Records for the task section start

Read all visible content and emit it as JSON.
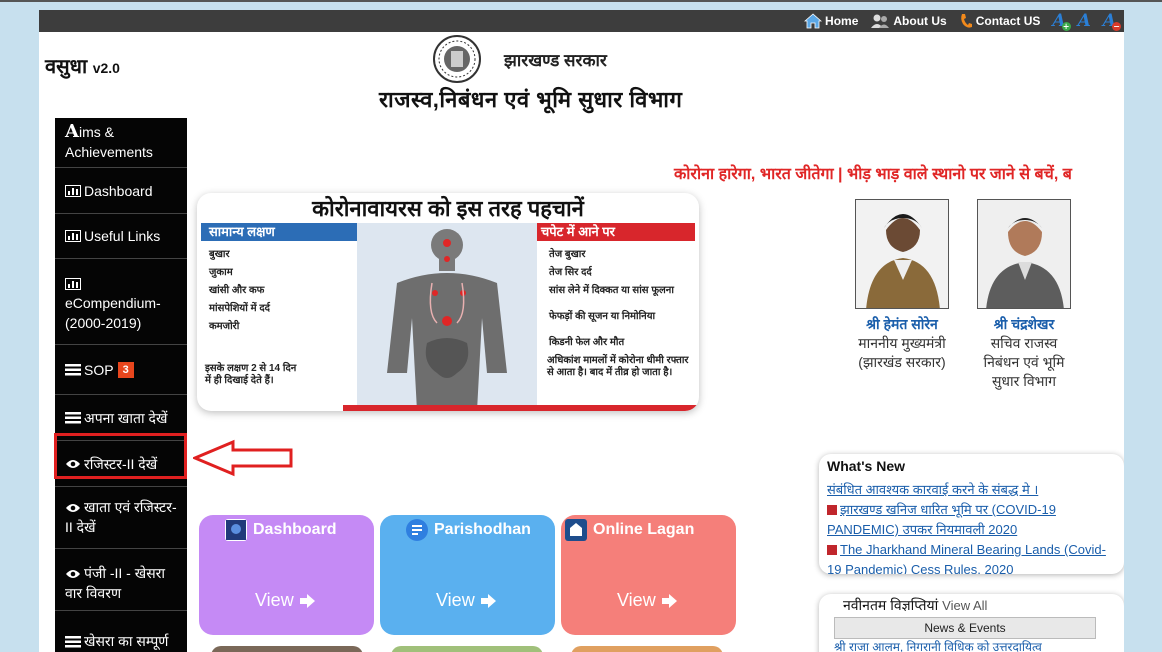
{
  "topnav": {
    "home": "Home",
    "about": "About Us",
    "contact": "Contact US",
    "font_btn": "A"
  },
  "header": {
    "brand": "वसुधा",
    "version": "v2.0",
    "gov": "झारखण्ड सरकार",
    "dept": "राजस्व,निबंधन एवं भूमि सुधार  विभाग"
  },
  "sidebar": {
    "items": [
      {
        "label": "ims & Achievements",
        "lead": "A"
      },
      {
        "label": "Dashboard"
      },
      {
        "label": "Useful Links"
      },
      {
        "label": "eCompendium-(2000-2019)"
      },
      {
        "label": "SOP",
        "badge": "3"
      },
      {
        "label": "अपना खाता देखें"
      },
      {
        "label": "रजिस्टर-II देखें"
      },
      {
        "label": "खाता एवं रजिस्टर-II देखें"
      },
      {
        "label": "पंजी -II - खेसरा वार विवरण"
      },
      {
        "label": "खेसरा का सम्पूर्ण विवरण देखें"
      }
    ]
  },
  "marquee": "कोरोना हारेगा, भारत जीतेगा | भीड़ भाड़ वाले स्थानो पर जाने से बचें, ब",
  "poster": {
    "title": "कोरोनावायरस को इस तरह पहचानें",
    "left_tab": "सामान्य लक्षण",
    "right_tab": "चपेट में आने पर",
    "left_symptoms": [
      "बुखार",
      "जुकाम",
      "खांसी और कफ",
      "मांसपेशियों में दर्द",
      "कमजोरी"
    ],
    "right_symptoms": [
      "तेज बुखार",
      "तेज सिर दर्द",
      "सांस लेने में दिक्कत या सांस फूलना",
      "फेफड़ों की सूजन या निमोनिया",
      "किडनी फेल और मौत"
    ],
    "left_foot": "इसके लक्षण 2 से 14 दिन में ही दिखाई देते हैं।",
    "right_foot": "अधिकांश मामलों में कोरोना धीमी रफ्तार से आता है। बाद में तीव्र हो जाता है।"
  },
  "people": [
    {
      "name": "श्री हेमंत सोरेन",
      "desig": "माननीय मुख्यमंत्री (झारखंड सरकार)"
    },
    {
      "name": "श्री चंद्रशेखर",
      "desig": "सचिव राजस्व निबंधन एवं भूमि सुधार विभाग"
    }
  ],
  "whats_new": {
    "title": "What's New",
    "items": [
      "संबंधित आवश्यक कारवाई करने के संबद्ध मे ।",
      "झारखण्ड खनिज धारित भूमि पर (COVID-19 PANDEMIC) उपकर नियमावली 2020",
      "The Jharkhand Mineral Bearing Lands (Covid-19 Pandemic) Cess Rules, 2020"
    ]
  },
  "notifications": {
    "title": "नवीनतम विज्ञप्तियां",
    "view_all": "View All",
    "tab": "News & Events",
    "row": "श्री राजा आलम, निगरानी विधिक को उत्तरदायित्व"
  },
  "tiles": [
    {
      "label": "Dashboard",
      "view": "View",
      "color": "#c58af5"
    },
    {
      "label": "Parishodhan",
      "view": "View",
      "color": "#5ab0ef"
    },
    {
      "label": "Online Lagan",
      "view": "View",
      "color": "#f57f7a"
    }
  ]
}
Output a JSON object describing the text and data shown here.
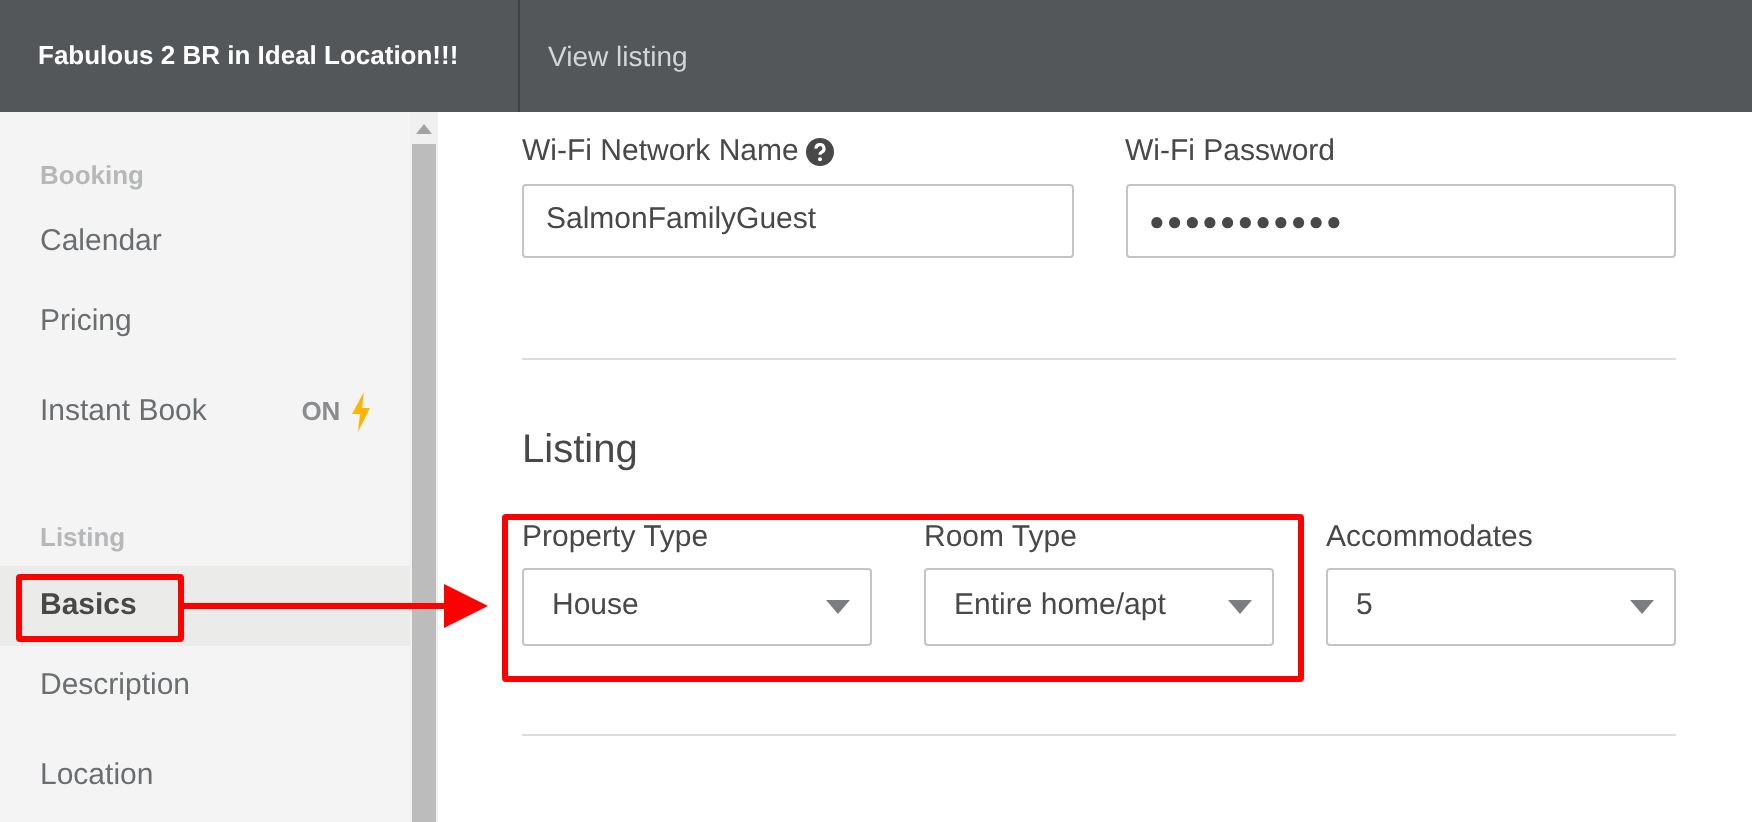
{
  "header": {
    "title": "Fabulous 2 BR in Ideal Location!!!",
    "link": "View listing"
  },
  "sidebar": {
    "sections": [
      {
        "heading": "Booking",
        "items": [
          {
            "label": "Calendar",
            "selected": false
          },
          {
            "label": "Pricing",
            "selected": false
          },
          {
            "label": "Instant Book",
            "selected": false,
            "badge": "ON"
          }
        ]
      },
      {
        "heading": "Listing",
        "items": [
          {
            "label": "Basics",
            "selected": true
          },
          {
            "label": "Description",
            "selected": false
          },
          {
            "label": "Location",
            "selected": false
          }
        ]
      }
    ]
  },
  "wifi": {
    "fields": [
      {
        "label": "Wi-Fi Network Name",
        "help": true,
        "value": "SalmonFamilyGuest"
      },
      {
        "label": "Wi-Fi Password",
        "value": "●●●●●●●●●●●"
      }
    ]
  },
  "listing": {
    "heading": "Listing",
    "selects": [
      {
        "label": "Property Type",
        "value": "House"
      },
      {
        "label": "Room Type",
        "value": "Entire home/apt"
      },
      {
        "label": "Accommodates",
        "value": "5"
      }
    ]
  }
}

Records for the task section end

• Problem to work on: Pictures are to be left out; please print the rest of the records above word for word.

• Result for this task:
Read all visible content and emit it as JSON.
{
  "topnav": {
    "home": "Home",
    "about": "About Us",
    "contact": "Contact US",
    "font_btn": "A"
  },
  "header": {
    "brand": "वसुधा",
    "version": "v2.0",
    "gov": "झारखण्ड सरकार",
    "dept": "राजस्व,निबंधन एवं भूमि सुधार  विभाग"
  },
  "sidebar": {
    "items": [
      {
        "label": "ims & Achievements",
        "lead": "A"
      },
      {
        "label": "Dashboard"
      },
      {
        "label": "Useful Links"
      },
      {
        "label": "eCompendium-(2000-2019)"
      },
      {
        "label": "SOP",
        "badge": "3"
      },
      {
        "label": "अपना खाता देखें"
      },
      {
        "label": "रजिस्टर-II देखें"
      },
      {
        "label": "खाता एवं रजिस्टर-II देखें"
      },
      {
        "label": "पंजी -II - खेसरा वार विवरण"
      },
      {
        "label": "खेसरा का सम्पूर्ण विवरण देखें"
      }
    ]
  },
  "marquee": "कोरोना हारेगा, भारत जीतेगा | भीड़ भाड़ वाले स्थानो पर जाने से बचें, ब",
  "poster": {
    "title": "कोरोनावायरस को इस तरह पहचानें",
    "left_tab": "सामान्य लक्षण",
    "right_tab": "चपेट में आने पर",
    "left_symptoms": [
      "बुखार",
      "जुकाम",
      "खांसी और कफ",
      "मांसपेशियों में दर्द",
      "कमजोरी"
    ],
    "right_symptoms": [
      "तेज बुखार",
      "तेज सिर दर्द",
      "सांस लेने में दिक्कत या सांस फूलना",
      "फेफड़ों की सूजन या निमोनिया",
      "किडनी फेल और मौत"
    ],
    "left_foot": "इसके लक्षण 2 से 14 दिन में ही दिखाई देते हैं।",
    "right_foot": "अधिकांश मामलों में कोरोना धीमी रफ्तार से आता है। बाद में तीव्र हो जाता है।"
  },
  "people": [
    {
      "name": "श्री हेमंत सोरेन",
      "desig": "माननीय मुख्यमंत्री (झारखंड सरकार)"
    },
    {
      "name": "श्री चंद्रशेखर",
      "desig": "सचिव राजस्व निबंधन एवं भूमि सुधार विभाग"
    }
  ],
  "whats_new": {
    "title": "What's New",
    "items": [
      "संबंधित आवश्यक कारवाई करने के संबद्ध मे ।",
      "झारखण्ड खनिज धारित भूमि पर (COVID-19 PANDEMIC) उपकर नियमावली 2020",
      "The Jharkhand Mineral Bearing Lands (Covid-19 Pandemic) Cess Rules, 2020"
    ]
  },
  "notifications": {
    "title": "नवीनतम विज्ञप्तियां",
    "view_all": "View All",
    "tab": "News & Events",
    "row": "श्री राजा आलम, निगरानी विधिक को उत्तरदायित्व"
  },
  "tiles": [
    {
      "label": "Dashboard",
      "view": "View",
      "color": "#c58af5"
    },
    {
      "label": "Parishodhan",
      "view": "View",
      "color": "#5ab0ef"
    },
    {
      "label": "Online Lagan",
      "view": "View",
      "color": "#f57f7a"
    }
  ]
}
Output a JSON object describing the text and data shown here.
{
  "header": {
    "title": "Fabulous 2 BR in Ideal Location!!!",
    "link": "View listing"
  },
  "sidebar": {
    "sections": [
      {
        "heading": "Booking",
        "items": [
          {
            "label": "Calendar",
            "selected": false
          },
          {
            "label": "Pricing",
            "selected": false
          },
          {
            "label": "Instant Book",
            "selected": false,
            "badge": "ON"
          }
        ]
      },
      {
        "heading": "Listing",
        "items": [
          {
            "label": "Basics",
            "selected": true
          },
          {
            "label": "Description",
            "selected": false
          },
          {
            "label": "Location",
            "selected": false
          }
        ]
      }
    ]
  },
  "wifi": {
    "fields": [
      {
        "label": "Wi-Fi Network Name",
        "help": true,
        "value": "SalmonFamilyGuest"
      },
      {
        "label": "Wi-Fi Password",
        "value": "●●●●●●●●●●●"
      }
    ]
  },
  "listing": {
    "heading": "Listing",
    "selects": [
      {
        "label": "Property Type",
        "value": "House"
      },
      {
        "label": "Room Type",
        "value": "Entire home/apt"
      },
      {
        "label": "Accommodates",
        "value": "5"
      }
    ]
  }
}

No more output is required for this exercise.